[TASK GOAL]
Restate the whole of the data verbatim, omitting nothing.

[MATERIAL FOR THIS EXERCISE]
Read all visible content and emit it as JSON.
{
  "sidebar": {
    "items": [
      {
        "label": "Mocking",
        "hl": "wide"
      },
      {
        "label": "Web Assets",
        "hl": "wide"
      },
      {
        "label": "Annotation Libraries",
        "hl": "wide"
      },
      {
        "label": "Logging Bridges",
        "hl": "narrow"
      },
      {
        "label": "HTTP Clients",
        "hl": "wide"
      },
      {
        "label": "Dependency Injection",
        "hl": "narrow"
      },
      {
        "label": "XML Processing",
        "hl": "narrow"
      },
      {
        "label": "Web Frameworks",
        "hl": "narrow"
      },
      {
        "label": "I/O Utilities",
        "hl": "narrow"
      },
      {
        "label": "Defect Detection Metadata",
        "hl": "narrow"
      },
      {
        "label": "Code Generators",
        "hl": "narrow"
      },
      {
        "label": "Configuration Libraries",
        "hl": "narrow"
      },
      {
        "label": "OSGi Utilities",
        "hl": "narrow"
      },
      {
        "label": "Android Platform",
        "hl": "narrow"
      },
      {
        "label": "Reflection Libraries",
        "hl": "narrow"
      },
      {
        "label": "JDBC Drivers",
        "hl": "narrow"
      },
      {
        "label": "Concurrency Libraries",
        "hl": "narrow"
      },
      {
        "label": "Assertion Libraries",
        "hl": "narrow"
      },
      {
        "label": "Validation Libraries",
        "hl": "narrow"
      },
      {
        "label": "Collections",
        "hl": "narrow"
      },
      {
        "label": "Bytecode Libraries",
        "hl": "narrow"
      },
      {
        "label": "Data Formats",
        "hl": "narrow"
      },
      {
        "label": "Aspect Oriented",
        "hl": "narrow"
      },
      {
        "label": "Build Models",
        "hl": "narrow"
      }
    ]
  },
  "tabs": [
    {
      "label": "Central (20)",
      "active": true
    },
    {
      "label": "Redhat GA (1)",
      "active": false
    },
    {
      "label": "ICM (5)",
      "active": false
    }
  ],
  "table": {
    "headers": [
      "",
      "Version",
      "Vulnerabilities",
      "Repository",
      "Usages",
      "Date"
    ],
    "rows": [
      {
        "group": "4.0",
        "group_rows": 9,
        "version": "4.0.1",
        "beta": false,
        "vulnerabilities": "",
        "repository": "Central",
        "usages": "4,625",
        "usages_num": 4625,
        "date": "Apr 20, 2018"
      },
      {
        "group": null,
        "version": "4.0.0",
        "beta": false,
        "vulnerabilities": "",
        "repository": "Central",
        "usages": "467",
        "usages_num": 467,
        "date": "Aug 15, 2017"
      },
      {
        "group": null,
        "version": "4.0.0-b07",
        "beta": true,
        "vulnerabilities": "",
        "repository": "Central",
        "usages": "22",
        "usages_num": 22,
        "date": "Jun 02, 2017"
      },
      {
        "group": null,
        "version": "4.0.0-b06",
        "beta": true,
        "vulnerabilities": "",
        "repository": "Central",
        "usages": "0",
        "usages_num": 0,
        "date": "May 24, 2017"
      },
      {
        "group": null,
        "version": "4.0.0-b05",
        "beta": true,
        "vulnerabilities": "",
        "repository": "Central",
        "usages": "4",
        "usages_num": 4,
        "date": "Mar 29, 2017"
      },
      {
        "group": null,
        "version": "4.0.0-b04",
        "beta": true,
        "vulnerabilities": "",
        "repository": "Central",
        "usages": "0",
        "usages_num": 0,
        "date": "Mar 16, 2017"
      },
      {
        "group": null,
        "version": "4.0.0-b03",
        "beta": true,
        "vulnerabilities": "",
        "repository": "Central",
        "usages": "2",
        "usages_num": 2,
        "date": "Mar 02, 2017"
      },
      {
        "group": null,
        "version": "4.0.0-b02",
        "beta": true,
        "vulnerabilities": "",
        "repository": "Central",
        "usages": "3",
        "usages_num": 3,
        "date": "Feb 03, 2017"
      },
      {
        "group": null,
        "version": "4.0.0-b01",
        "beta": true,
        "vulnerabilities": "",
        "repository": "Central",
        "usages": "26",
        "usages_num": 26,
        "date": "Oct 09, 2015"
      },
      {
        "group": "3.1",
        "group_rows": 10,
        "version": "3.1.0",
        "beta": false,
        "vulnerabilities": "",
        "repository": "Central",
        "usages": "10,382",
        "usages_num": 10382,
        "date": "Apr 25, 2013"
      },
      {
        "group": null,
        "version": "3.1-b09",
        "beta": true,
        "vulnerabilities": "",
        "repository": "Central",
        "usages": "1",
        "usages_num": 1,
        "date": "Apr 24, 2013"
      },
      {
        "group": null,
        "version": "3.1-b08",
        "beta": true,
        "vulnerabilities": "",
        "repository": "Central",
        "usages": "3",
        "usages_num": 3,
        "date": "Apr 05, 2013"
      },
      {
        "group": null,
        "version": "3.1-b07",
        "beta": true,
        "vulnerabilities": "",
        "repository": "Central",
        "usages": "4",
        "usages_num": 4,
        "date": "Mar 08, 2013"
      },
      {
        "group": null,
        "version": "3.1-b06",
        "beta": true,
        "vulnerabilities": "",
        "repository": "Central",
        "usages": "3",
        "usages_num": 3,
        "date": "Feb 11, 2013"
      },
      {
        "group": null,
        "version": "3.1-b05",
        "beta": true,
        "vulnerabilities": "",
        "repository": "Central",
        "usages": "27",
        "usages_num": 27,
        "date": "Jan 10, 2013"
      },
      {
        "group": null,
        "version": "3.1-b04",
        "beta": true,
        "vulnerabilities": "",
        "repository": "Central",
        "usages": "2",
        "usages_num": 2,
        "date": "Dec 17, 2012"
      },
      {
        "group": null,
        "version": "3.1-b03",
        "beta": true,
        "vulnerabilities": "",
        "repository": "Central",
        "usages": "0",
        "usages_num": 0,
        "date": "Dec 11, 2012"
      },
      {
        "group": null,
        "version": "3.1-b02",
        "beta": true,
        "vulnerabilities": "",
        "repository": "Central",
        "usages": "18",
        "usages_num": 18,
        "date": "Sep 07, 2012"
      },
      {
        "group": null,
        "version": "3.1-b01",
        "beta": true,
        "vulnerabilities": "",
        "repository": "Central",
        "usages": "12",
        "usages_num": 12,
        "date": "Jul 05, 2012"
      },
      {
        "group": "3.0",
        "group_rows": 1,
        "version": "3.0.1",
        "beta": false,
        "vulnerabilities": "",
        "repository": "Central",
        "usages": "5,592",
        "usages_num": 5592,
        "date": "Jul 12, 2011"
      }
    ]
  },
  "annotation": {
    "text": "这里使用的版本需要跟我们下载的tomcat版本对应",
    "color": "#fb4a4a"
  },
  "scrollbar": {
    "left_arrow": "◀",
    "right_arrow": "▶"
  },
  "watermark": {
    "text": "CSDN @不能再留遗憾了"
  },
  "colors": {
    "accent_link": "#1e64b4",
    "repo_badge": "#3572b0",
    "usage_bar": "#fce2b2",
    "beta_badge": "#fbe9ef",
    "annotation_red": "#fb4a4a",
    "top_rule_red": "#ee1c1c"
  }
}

[EXERCISE OUTPUT]
Read all visible content and emit it as JSON.
{
  "sidebar": {
    "items": [
      {
        "label": "Mocking",
        "hl": "wide"
      },
      {
        "label": "Web Assets",
        "hl": "wide"
      },
      {
        "label": "Annotation Libraries",
        "hl": "wide"
      },
      {
        "label": "Logging Bridges",
        "hl": "narrow"
      },
      {
        "label": "HTTP Clients",
        "hl": "wide"
      },
      {
        "label": "Dependency Injection",
        "hl": "narrow"
      },
      {
        "label": "XML Processing",
        "hl": "narrow"
      },
      {
        "label": "Web Frameworks",
        "hl": "narrow"
      },
      {
        "label": "I/O Utilities",
        "hl": "narrow"
      },
      {
        "label": "Defect Detection Metadata",
        "hl": "narrow"
      },
      {
        "label": "Code Generators",
        "hl": "narrow"
      },
      {
        "label": "Configuration Libraries",
        "hl": "narrow"
      },
      {
        "label": "OSGi Utilities",
        "hl": "narrow"
      },
      {
        "label": "Android Platform",
        "hl": "narrow"
      },
      {
        "label": "Reflection Libraries",
        "hl": "narrow"
      },
      {
        "label": "JDBC Drivers",
        "hl": "narrow"
      },
      {
        "label": "Concurrency Libraries",
        "hl": "narrow"
      },
      {
        "label": "Assertion Libraries",
        "hl": "narrow"
      },
      {
        "label": "Validation Libraries",
        "hl": "narrow"
      },
      {
        "label": "Collections",
        "hl": "narrow"
      },
      {
        "label": "Bytecode Libraries",
        "hl": "narrow"
      },
      {
        "label": "Data Formats",
        "hl": "narrow"
      },
      {
        "label": "Aspect Oriented",
        "hl": "narrow"
      },
      {
        "label": "Build Models",
        "hl": "narrow"
      }
    ]
  },
  "tabs": [
    {
      "label": "Central (20)",
      "active": true
    },
    {
      "label": "Redhat GA (1)",
      "active": false
    },
    {
      "label": "ICM (5)",
      "active": false
    }
  ],
  "table": {
    "headers": [
      "",
      "Version",
      "Vulnerabilities",
      "Repository",
      "Usages",
      "Date"
    ],
    "rows": [
      {
        "group": "4.0",
        "group_rows": 9,
        "version": "4.0.1",
        "beta": false,
        "vulnerabilities": "",
        "repository": "Central",
        "usages": "4,625",
        "usages_num": 4625,
        "date": "Apr 20, 2018"
      },
      {
        "group": null,
        "version": "4.0.0",
        "beta": false,
        "vulnerabilities": "",
        "repository": "Central",
        "usages": "467",
        "usages_num": 467,
        "date": "Aug 15, 2017"
      },
      {
        "group": null,
        "version": "4.0.0-b07",
        "beta": true,
        "vulnerabilities": "",
        "repository": "Central",
        "usages": "22",
        "usages_num": 22,
        "date": "Jun 02, 2017"
      },
      {
        "group": null,
        "version": "4.0.0-b06",
        "beta": true,
        "vulnerabilities": "",
        "repository": "Central",
        "usages": "0",
        "usages_num": 0,
        "date": "May 24, 2017"
      },
      {
        "group": null,
        "version": "4.0.0-b05",
        "beta": true,
        "vulnerabilities": "",
        "repository": "Central",
        "usages": "4",
        "usages_num": 4,
        "date": "Mar 29, 2017"
      },
      {
        "group": null,
        "version": "4.0.0-b04",
        "beta": true,
        "vulnerabilities": "",
        "repository": "Central",
        "usages": "0",
        "usages_num": 0,
        "date": "Mar 16, 2017"
      },
      {
        "group": null,
        "version": "4.0.0-b03",
        "beta": true,
        "vulnerabilities": "",
        "repository": "Central",
        "usages": "2",
        "usages_num": 2,
        "date": "Mar 02, 2017"
      },
      {
        "group": null,
        "version": "4.0.0-b02",
        "beta": true,
        "vulnerabilities": "",
        "repository": "Central",
        "usages": "3",
        "usages_num": 3,
        "date": "Feb 03, 2017"
      },
      {
        "group": null,
        "version": "4.0.0-b01",
        "beta": true,
        "vulnerabilities": "",
        "repository": "Central",
        "usages": "26",
        "usages_num": 26,
        "date": "Oct 09, 2015"
      },
      {
        "group": "3.1",
        "group_rows": 10,
        "version": "3.1.0",
        "beta": false,
        "vulnerabilities": "",
        "repository": "Central",
        "usages": "10,382",
        "usages_num": 10382,
        "date": "Apr 25, 2013"
      },
      {
        "group": null,
        "version": "3.1-b09",
        "beta": true,
        "vulnerabilities": "",
        "repository": "Central",
        "usages": "1",
        "usages_num": 1,
        "date": "Apr 24, 2013"
      },
      {
        "group": null,
        "version": "3.1-b08",
        "beta": true,
        "vulnerabilities": "",
        "repository": "Central",
        "usages": "3",
        "usages_num": 3,
        "date": "Apr 05, 2013"
      },
      {
        "group": null,
        "version": "3.1-b07",
        "beta": true,
        "vulnerabilities": "",
        "repository": "Central",
        "usages": "4",
        "usages_num": 4,
        "date": "Mar 08, 2013"
      },
      {
        "group": null,
        "version": "3.1-b06",
        "beta": true,
        "vulnerabilities": "",
        "repository": "Central",
        "usages": "3",
        "usages_num": 3,
        "date": "Feb 11, 2013"
      },
      {
        "group": null,
        "version": "3.1-b05",
        "beta": true,
        "vulnerabilities": "",
        "repository": "Central",
        "usages": "27",
        "usages_num": 27,
        "date": "Jan 10, 2013"
      },
      {
        "group": null,
        "version": "3.1-b04",
        "beta": true,
        "vulnerabilities": "",
        "repository": "Central",
        "usages": "2",
        "usages_num": 2,
        "date": "Dec 17, 2012"
      },
      {
        "group": null,
        "version": "3.1-b03",
        "beta": true,
        "vulnerabilities": "",
        "repository": "Central",
        "usages": "0",
        "usages_num": 0,
        "date": "Dec 11, 2012"
      },
      {
        "group": null,
        "version": "3.1-b02",
        "beta": true,
        "vulnerabilities": "",
        "repository": "Central",
        "usages": "18",
        "usages_num": 18,
        "date": "Sep 07, 2012"
      },
      {
        "group": null,
        "version": "3.1-b01",
        "beta": true,
        "vulnerabilities": "",
        "repository": "Central",
        "usages": "12",
        "usages_num": 12,
        "date": "Jul 05, 2012"
      },
      {
        "group": "3.0",
        "group_rows": 1,
        "version": "3.0.1",
        "beta": false,
        "vulnerabilities": "",
        "repository": "Central",
        "usages": "5,592",
        "usages_num": 5592,
        "date": "Jul 12, 2011"
      }
    ]
  },
  "annotation": {
    "text": "这里使用的版本需要跟我们下载的tomcat版本对应",
    "color": "#fb4a4a"
  },
  "scrollbar": {
    "left_arrow": "◀",
    "right_arrow": "▶"
  },
  "watermark": {
    "text": "CSDN @不能再留遗憾了"
  },
  "colors": {
    "accent_link": "#1e64b4",
    "repo_badge": "#3572b0",
    "usage_bar": "#fce2b2",
    "beta_badge": "#fbe9ef",
    "annotation_red": "#fb4a4a",
    "top_rule_red": "#ee1c1c"
  }
}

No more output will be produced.